◆ Aim of the exercise ◆
In how many lines of these records does the word "postfix" appear? Give the number by itself.

(Interface dataset entries)
- - -

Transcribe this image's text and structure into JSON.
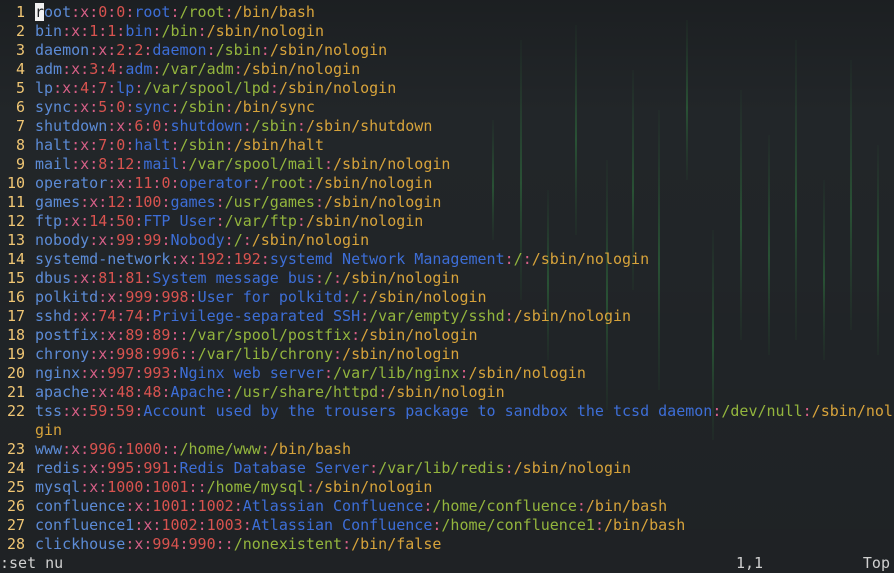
{
  "colors": {
    "user": "#5c8bd6",
    "separator": "#d75f87",
    "uid": "#d9534f",
    "gid": "#d9534f",
    "gecos": "#3d6ed7",
    "home": "#93b53d",
    "shell": "#d7a33b",
    "line_number": "#f0c674",
    "background": "#222629"
  },
  "editor": {
    "lines": [
      {
        "n": "1",
        "user": "root",
        "uid": "0",
        "gid": "0",
        "gecos": "root",
        "home": "/root",
        "shell": "/bin/bash"
      },
      {
        "n": "2",
        "user": "bin",
        "uid": "1",
        "gid": "1",
        "gecos": "bin",
        "home": "/bin",
        "shell": "/sbin/nologin"
      },
      {
        "n": "3",
        "user": "daemon",
        "uid": "2",
        "gid": "2",
        "gecos": "daemon",
        "home": "/sbin",
        "shell": "/sbin/nologin"
      },
      {
        "n": "4",
        "user": "adm",
        "uid": "3",
        "gid": "4",
        "gecos": "adm",
        "home": "/var/adm",
        "shell": "/sbin/nologin"
      },
      {
        "n": "5",
        "user": "lp",
        "uid": "4",
        "gid": "7",
        "gecos": "lp",
        "home": "/var/spool/lpd",
        "shell": "/sbin/nologin"
      },
      {
        "n": "6",
        "user": "sync",
        "uid": "5",
        "gid": "0",
        "gecos": "sync",
        "home": "/sbin",
        "shell": "/bin/sync"
      },
      {
        "n": "7",
        "user": "shutdown",
        "uid": "6",
        "gid": "0",
        "gecos": "shutdown",
        "home": "/sbin",
        "shell": "/sbin/shutdown"
      },
      {
        "n": "8",
        "user": "halt",
        "uid": "7",
        "gid": "0",
        "gecos": "halt",
        "home": "/sbin",
        "shell": "/sbin/halt"
      },
      {
        "n": "9",
        "user": "mail",
        "uid": "8",
        "gid": "12",
        "gecos": "mail",
        "home": "/var/spool/mail",
        "shell": "/sbin/nologin"
      },
      {
        "n": "10",
        "user": "operator",
        "uid": "11",
        "gid": "0",
        "gecos": "operator",
        "home": "/root",
        "shell": "/sbin/nologin"
      },
      {
        "n": "11",
        "user": "games",
        "uid": "12",
        "gid": "100",
        "gecos": "games",
        "home": "/usr/games",
        "shell": "/sbin/nologin"
      },
      {
        "n": "12",
        "user": "ftp",
        "uid": "14",
        "gid": "50",
        "gecos": "FTP User",
        "home": "/var/ftp",
        "shell": "/sbin/nologin"
      },
      {
        "n": "13",
        "user": "nobody",
        "uid": "99",
        "gid": "99",
        "gecos": "Nobody",
        "home": "/",
        "shell": "/sbin/nologin"
      },
      {
        "n": "14",
        "user": "systemd-network",
        "uid": "192",
        "gid": "192",
        "gecos": "systemd Network Management",
        "home": "/",
        "shell": "/sbin/nologin"
      },
      {
        "n": "15",
        "user": "dbus",
        "uid": "81",
        "gid": "81",
        "gecos": "System message bus",
        "home": "/",
        "shell": "/sbin/nologin"
      },
      {
        "n": "16",
        "user": "polkitd",
        "uid": "999",
        "gid": "998",
        "gecos": "User for polkitd",
        "home": "/",
        "shell": "/sbin/nologin"
      },
      {
        "n": "17",
        "user": "sshd",
        "uid": "74",
        "gid": "74",
        "gecos": "Privilege-separated SSH",
        "home": "/var/empty/sshd",
        "shell": "/sbin/nologin"
      },
      {
        "n": "18",
        "user": "postfix",
        "uid": "89",
        "gid": "89",
        "gecos": "",
        "home": "/var/spool/postfix",
        "shell": "/sbin/nologin"
      },
      {
        "n": "19",
        "user": "chrony",
        "uid": "998",
        "gid": "996",
        "gecos": "",
        "home": "/var/lib/chrony",
        "shell": "/sbin/nologin"
      },
      {
        "n": "20",
        "user": "nginx",
        "uid": "997",
        "gid": "993",
        "gecos": "Nginx web server",
        "home": "/var/lib/nginx",
        "shell": "/sbin/nologin"
      },
      {
        "n": "21",
        "user": "apache",
        "uid": "48",
        "gid": "48",
        "gecos": "Apache",
        "home": "/usr/share/httpd",
        "shell": "/sbin/nologin"
      },
      {
        "n": "22",
        "user": "tss",
        "uid": "59",
        "gid": "59",
        "gecos": "Account used by the trousers package to sandbox the tcsd daemon",
        "home": "/dev/null",
        "shell": "/sbin/nolo",
        "wrap": "gin"
      },
      {
        "n": "23",
        "user": "www",
        "uid": "996",
        "gid": "1000",
        "gecos": "",
        "home": "/home/www",
        "shell": "/bin/bash"
      },
      {
        "n": "24",
        "user": "redis",
        "uid": "995",
        "gid": "991",
        "gecos": "Redis Database Server",
        "home": "/var/lib/redis",
        "shell": "/sbin/nologin"
      },
      {
        "n": "25",
        "user": "mysql",
        "uid": "1000",
        "gid": "1001",
        "gecos": "",
        "home": "/home/mysql",
        "shell": "/sbin/nologin"
      },
      {
        "n": "26",
        "user": "confluence",
        "uid": "1001",
        "gid": "1002",
        "gecos": "Atlassian Confluence",
        "home": "/home/confluence",
        "shell": "/bin/bash"
      },
      {
        "n": "27",
        "user": "confluence1",
        "uid": "1002",
        "gid": "1003",
        "gecos": "Atlassian Confluence",
        "home": "/home/confluence1",
        "shell": "/bin/bash"
      },
      {
        "n": "28",
        "user": "clickhouse",
        "uid": "994",
        "gid": "990",
        "gecos": "",
        "home": "/nonexistent",
        "shell": "/bin/false"
      }
    ]
  },
  "status": {
    "command": ":set nu",
    "position": "1,1",
    "scroll": "Top"
  }
}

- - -

◆ Result ◆
2